The Mt. Washburn hike will take you up to the top of Mt. Washburn, whereas the Seven Mile to Hole Trail will take you all the way down into the Grand Canyon of Yellowstone to the Yellowstone River at the bottom. It’s a fantastic hike if you don’t mind a few steeps cliffs and a steep hike back out of the canyon.
You will also want a quality hiking backpack. While you probably don’t need a bigger backcountry hiking backpack, you will want a quality daypack with a water reservoir. This way you won’t run out of water!
After hiking whichever one you chose—or maybe multiple hikes—you will probably be exhausted! Take the rest of the day to drive around and get some views by the Grand Canyon of Yellowstone, another must-see!
As it gets later and the sun begins to set on Yellowstone, slowly drive around Hayden Valley along the Yellowstone River to try to spot some animals.
Dusk is one of the best times to see wildlife in Yellowstone, so make sure you take the time to drive around this area at sunset. Chances are you will see at least some wildlife, be it bison, elk, black bears, or even a grizzly bear.
Day 3 in Yellowstone: Mammoth Spring and Lamar Valley
For the last of your 3 days in Yellowstone National Park, you will be exploring the last part of the Grand Loop on the northern side.
Mammoth Spring will be your first stop. There are two parking areas you can stop at, but it’s all connected by a walkway.
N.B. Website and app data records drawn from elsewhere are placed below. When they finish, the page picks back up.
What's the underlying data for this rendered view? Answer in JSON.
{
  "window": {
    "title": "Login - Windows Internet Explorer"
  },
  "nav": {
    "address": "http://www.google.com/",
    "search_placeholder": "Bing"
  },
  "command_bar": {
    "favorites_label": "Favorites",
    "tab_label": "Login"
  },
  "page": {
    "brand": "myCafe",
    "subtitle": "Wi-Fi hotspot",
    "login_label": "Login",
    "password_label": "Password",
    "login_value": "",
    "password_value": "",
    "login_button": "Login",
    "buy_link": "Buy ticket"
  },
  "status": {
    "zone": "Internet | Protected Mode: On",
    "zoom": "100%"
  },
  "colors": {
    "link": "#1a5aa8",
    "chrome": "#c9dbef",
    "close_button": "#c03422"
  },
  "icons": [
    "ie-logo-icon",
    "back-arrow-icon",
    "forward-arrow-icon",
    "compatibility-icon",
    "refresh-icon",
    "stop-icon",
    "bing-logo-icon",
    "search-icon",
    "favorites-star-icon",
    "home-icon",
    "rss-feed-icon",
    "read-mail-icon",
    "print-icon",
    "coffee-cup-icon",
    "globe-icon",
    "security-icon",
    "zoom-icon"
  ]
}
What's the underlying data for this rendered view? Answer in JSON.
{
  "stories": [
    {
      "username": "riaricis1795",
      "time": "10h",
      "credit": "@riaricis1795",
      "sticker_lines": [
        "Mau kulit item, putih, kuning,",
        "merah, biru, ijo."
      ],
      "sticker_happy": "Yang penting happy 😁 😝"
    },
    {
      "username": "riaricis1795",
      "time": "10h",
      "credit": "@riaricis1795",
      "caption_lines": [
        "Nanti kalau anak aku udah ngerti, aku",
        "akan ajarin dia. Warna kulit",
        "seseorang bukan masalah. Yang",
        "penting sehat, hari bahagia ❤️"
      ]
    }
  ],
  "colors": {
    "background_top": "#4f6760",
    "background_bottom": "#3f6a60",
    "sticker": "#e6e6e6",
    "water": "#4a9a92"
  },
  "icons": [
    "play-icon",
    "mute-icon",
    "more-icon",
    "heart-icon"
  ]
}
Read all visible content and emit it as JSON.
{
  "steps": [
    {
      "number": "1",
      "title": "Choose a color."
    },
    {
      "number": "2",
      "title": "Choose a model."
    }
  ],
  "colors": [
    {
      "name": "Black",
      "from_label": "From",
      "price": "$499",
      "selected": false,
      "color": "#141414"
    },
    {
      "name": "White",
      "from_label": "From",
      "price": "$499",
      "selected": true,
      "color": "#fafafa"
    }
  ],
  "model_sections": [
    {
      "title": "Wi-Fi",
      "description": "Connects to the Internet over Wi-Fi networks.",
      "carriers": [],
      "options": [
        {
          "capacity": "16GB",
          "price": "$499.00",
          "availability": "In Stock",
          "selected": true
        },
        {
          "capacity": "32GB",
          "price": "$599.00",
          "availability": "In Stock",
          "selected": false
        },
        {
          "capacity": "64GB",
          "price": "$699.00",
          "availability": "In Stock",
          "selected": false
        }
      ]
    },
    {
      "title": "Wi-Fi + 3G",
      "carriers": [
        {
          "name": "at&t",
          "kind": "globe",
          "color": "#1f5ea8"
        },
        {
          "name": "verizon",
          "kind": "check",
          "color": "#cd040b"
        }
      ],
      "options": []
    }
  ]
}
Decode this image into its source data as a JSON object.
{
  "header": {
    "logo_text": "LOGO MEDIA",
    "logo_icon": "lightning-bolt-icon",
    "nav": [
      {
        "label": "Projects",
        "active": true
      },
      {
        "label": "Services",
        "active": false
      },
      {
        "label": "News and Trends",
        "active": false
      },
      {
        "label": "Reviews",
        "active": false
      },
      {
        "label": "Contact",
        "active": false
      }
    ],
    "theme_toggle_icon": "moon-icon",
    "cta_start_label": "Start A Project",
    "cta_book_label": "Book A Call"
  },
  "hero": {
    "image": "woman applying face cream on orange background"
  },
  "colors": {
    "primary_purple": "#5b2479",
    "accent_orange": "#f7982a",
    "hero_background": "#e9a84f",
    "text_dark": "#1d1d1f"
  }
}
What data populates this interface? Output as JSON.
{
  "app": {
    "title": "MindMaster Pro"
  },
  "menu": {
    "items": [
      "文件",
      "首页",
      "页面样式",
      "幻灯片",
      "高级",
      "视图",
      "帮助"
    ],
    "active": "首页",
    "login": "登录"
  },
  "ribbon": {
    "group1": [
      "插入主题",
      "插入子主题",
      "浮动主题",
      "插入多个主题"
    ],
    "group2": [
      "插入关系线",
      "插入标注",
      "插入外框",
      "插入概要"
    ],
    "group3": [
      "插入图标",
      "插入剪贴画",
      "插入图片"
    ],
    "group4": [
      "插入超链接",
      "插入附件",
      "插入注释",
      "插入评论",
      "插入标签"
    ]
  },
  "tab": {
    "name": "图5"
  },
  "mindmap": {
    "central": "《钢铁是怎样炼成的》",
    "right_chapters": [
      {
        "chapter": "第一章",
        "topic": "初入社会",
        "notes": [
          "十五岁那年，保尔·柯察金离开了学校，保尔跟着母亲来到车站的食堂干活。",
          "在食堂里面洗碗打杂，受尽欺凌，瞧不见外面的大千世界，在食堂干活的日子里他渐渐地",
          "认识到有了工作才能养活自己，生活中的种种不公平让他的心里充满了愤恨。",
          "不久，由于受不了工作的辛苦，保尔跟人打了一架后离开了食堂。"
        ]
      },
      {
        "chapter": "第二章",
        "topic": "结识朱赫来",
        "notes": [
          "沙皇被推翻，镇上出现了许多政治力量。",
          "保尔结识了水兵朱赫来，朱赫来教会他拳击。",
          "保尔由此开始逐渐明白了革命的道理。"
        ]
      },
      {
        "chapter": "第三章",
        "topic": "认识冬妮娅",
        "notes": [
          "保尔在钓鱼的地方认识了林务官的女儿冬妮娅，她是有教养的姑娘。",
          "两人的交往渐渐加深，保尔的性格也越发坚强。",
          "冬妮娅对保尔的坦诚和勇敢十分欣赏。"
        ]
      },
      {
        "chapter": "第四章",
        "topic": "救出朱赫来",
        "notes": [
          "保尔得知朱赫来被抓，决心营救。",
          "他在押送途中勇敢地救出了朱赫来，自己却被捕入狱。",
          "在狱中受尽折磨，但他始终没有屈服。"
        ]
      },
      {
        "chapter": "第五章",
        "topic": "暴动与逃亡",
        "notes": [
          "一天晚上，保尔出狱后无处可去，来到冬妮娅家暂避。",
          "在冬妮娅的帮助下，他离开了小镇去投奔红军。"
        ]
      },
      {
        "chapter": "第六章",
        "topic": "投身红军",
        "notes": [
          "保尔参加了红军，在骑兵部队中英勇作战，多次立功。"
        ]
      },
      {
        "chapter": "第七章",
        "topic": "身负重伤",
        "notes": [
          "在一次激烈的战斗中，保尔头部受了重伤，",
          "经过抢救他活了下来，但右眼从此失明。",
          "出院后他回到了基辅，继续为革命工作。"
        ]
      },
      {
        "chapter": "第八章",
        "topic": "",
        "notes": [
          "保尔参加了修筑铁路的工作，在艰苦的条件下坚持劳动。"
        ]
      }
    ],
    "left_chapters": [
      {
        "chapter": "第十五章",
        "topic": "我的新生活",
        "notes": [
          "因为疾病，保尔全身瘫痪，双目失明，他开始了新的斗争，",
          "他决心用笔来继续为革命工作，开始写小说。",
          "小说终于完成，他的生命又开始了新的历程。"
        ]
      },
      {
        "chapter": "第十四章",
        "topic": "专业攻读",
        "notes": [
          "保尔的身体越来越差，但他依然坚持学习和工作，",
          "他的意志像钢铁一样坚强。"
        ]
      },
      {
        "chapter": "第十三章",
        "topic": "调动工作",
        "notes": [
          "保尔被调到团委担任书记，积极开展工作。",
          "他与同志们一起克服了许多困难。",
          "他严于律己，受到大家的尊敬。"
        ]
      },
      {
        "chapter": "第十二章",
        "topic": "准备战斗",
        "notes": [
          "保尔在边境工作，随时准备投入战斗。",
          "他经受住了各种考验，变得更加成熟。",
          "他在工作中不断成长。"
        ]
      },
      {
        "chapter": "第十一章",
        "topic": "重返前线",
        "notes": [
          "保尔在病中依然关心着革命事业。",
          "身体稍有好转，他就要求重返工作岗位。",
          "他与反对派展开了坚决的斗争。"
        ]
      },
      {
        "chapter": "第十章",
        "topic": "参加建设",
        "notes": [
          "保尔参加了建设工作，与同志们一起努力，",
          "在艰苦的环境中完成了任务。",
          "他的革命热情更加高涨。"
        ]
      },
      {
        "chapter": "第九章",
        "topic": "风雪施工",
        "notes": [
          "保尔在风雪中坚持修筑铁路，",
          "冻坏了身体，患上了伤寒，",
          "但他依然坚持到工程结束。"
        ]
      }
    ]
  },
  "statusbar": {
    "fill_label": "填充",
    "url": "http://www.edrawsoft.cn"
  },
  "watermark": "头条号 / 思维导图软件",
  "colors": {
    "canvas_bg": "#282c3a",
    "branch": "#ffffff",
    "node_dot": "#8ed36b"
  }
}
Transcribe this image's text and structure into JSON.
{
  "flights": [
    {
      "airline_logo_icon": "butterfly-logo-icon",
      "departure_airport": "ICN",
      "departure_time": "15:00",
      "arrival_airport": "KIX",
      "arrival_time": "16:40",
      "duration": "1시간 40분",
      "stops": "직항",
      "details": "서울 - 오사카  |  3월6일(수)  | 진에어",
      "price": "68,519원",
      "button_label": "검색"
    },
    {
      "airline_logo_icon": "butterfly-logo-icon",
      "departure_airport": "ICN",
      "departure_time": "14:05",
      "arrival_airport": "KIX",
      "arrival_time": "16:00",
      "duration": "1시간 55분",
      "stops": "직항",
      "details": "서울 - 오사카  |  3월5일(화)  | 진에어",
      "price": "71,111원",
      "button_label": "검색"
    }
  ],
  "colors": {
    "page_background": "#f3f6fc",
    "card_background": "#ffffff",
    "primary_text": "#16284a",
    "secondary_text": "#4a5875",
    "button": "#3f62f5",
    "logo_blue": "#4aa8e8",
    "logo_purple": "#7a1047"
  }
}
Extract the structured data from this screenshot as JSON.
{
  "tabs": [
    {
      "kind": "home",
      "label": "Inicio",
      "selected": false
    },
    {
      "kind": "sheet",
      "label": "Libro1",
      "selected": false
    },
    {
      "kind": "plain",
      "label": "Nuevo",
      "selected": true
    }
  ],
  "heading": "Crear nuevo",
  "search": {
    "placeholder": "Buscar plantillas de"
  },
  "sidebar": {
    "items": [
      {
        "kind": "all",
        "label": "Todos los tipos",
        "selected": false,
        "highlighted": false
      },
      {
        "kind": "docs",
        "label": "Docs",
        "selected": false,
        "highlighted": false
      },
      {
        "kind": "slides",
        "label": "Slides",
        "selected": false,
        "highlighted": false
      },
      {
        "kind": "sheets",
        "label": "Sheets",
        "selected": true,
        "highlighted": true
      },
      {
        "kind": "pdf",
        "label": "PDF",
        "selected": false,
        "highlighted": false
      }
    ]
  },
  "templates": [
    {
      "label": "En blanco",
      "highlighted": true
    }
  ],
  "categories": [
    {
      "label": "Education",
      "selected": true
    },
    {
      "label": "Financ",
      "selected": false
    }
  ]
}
If you want to walk the whole loop, which isn’t strenuous at all, just park at one and come back to your car. You could obviously, park and walk half of it, drive, park again, and walk the other half, but that seems like a lot of extra work.
Yellowstone’s Mammoth Springs are different from the springs you saw on Day 1 of this itinerary because they have more of a terraced style of deposits. These terraces give you spectacular colors and pools with water cascading down the terraces.
As you walk around the various hot springs at Mammoth Springs, you will see the travertine limestone build up that is deposited by the springs. This builds up day after day here from the activity of the springs. It actually builds up almost 2 tons per day!
Optional Stops South of Mammoth Springs
After Mammoth Springs, you could continue east through Lamar Valley, but if you want you could go south on the Grand Loop Road towards Norris Geyser Basin. Here you can see a little bit more of the park.
Some of the highlighted stops here include Roaring Mountain fumaroles, Sheepeater Cliff, Apollinaris Spring, Obsidian Cliff, Golden Gate Canyon, and Bunsen Peak (named after the inventor of the Bunsen burner!).
Whether you choose to do the optional drive south of Mammoth Springs or not, you should head east of Mammoth Springs to Lamar Valley.
Lamar Valley is one of the best places in Yellowstone to see wildlife. Bison, bears, wolves, elk, and so many more animals can all be seen here.
The drive through Lamar Valley has lots of pullouts for photos, hikes, and a few things to see, like the Petrified Tree. If you are feeling up for a hike here, check out AllTrails.com again for the best hikes in Lamar Valley. Otherwise, enjoy the views and the wildlife that call Lamar Valley home.
Lamar Valley is one of the most scenic parts of the park and the perfect place to spend your last of 3 days in Yellowstone National Park.
If you are leaving from here, the best drive out of Yellowstone is through the Beartooth Highway. This road has you exiting Yellowstone in the northeast part of the park and takes you up through the Beartooth Mountains to Red Lodge, Montana.
It is 100% worth leaving Yellowstone this way! The drive is remarkable as it winds up to about 11,000 feet before bringing you back down switchbacks to Red Lodge, Montana. This is the perfect way to leave Yellowstone, especially if you are headed to Billings or back east to the Dakotas or other national parks, like Badlands or Theodore Roosevelt.
While you could easily spend a few weeks in Yellowstone and still not get to everything, this itinerary for 3 days in Yellowstone National Park allows you to see some of the best places in Yellowstone with getting to more than just the basic highlights everyone sees.